Humble said he is now looking for other ways to help child care providers, including looking inside his agency for federal money he could tap and checking to see whether he could legally divert some voter-protected funds.
During the Nov. 9 hearing, Rep. Phil Lopes, a Democrat from Tucson, said he is trying to figure out whether the situation is “enormously humorous or incredible irony.”
“Because we did this to you,” Lopes told Humble. “We are the ones who put in statute what you ought to do with those fees and we are now beating you up while you are trying to do as much as creative stuff as you possible can.”
Lopes added: “One last point – to those of you who are in the audience, (experiencing) some surprise on our part in hearing that we did something to some agency that we didn’t first talk to them about, we do that all the time.”
Bruce Liggett, executive director of the Arizona Child Care Association, said his group wants the governor to use federal stimulus money to temporarily fund the health department’s licensing and regulatory operations, so that policymakers have more time to put together a “more thoughtful plan” on increasing fees.
“We are calling a time out,” Liggett said. “Private childcare providers are scared and frankly, they are angry.”
But Paul Senseman, the governor’s spokesman, shot down suggestions of using federal dollars under the governor’s purview to address the problem.

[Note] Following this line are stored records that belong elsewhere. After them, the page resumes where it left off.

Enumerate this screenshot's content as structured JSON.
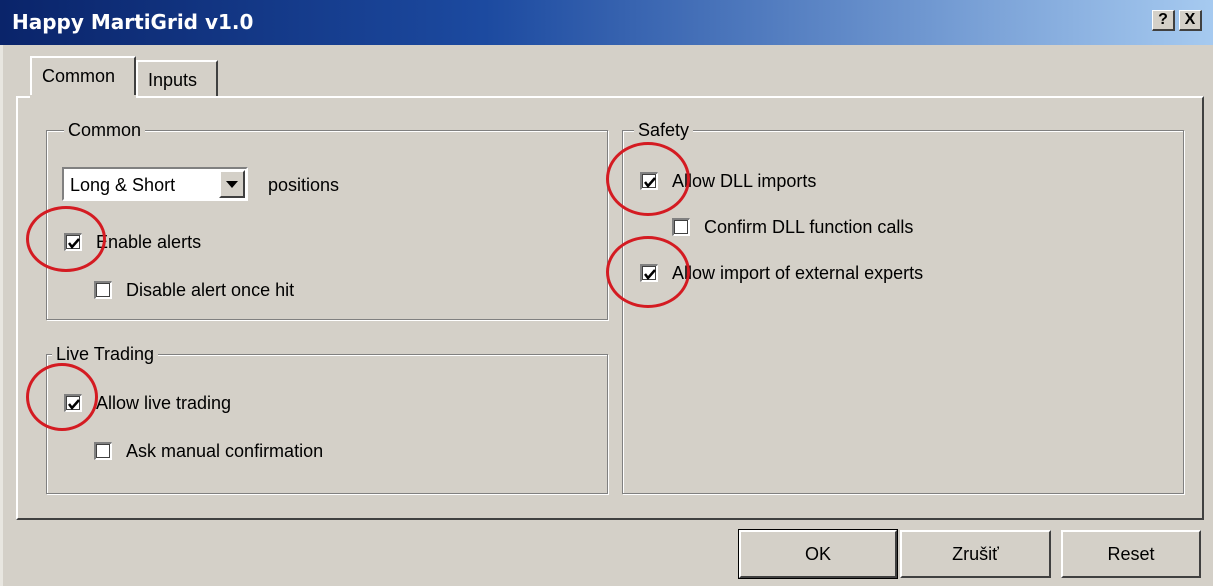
{
  "window": {
    "title": "Happy MartiGrid v1.0",
    "help_label": "?",
    "close_label": "X"
  },
  "tabs": [
    {
      "label": "Common",
      "active": true
    },
    {
      "label": "Inputs",
      "active": false
    }
  ],
  "common_group": {
    "title": "Common",
    "positions_select": {
      "value": "Long & Short",
      "suffix": "positions"
    },
    "enable_alerts": {
      "label": "Enable alerts",
      "checked": true
    },
    "disable_alert_once_hit": {
      "label": "Disable alert once hit",
      "checked": false
    }
  },
  "live_trading_group": {
    "title": "Live Trading",
    "allow_live_trading": {
      "label": "Allow live trading",
      "checked": true
    },
    "ask_manual_confirmation": {
      "label": "Ask manual confirmation",
      "checked": false
    }
  },
  "safety_group": {
    "title": "Safety",
    "allow_dll_imports": {
      "label": "Allow DLL imports",
      "checked": true
    },
    "confirm_dll_function_calls": {
      "label": "Confirm DLL function calls",
      "checked": false
    },
    "allow_import_external_experts": {
      "label": "Allow import of external experts",
      "checked": true
    }
  },
  "buttons": {
    "ok": "OK",
    "cancel": "Zrušiť",
    "reset": "Reset"
  },
  "colors": {
    "titlebar_start": "#0a246a",
    "titlebar_end": "#a6caf0",
    "annotation_ring": "#d41b22",
    "face": "#d4d0c8"
  },
  "icons": {
    "dropdown": "chevron-down-icon",
    "check": "checkmark-icon"
  }
}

He said the idea is a non-starter.
“They go against completely the purposes of the fund (federal stimulus money). She prioritized the use of those funds for education, public safety and care for our state’s most vulnerable population,” Senseman said.
Like some lawmakers, Brewer is hoping that Early Childhood Development and Health Board would help in the situation, Senseman said.
“When the voters ratified the use of these funds, it was for this specific population and for child care activity,” Senseman said, referring to the board’s funds.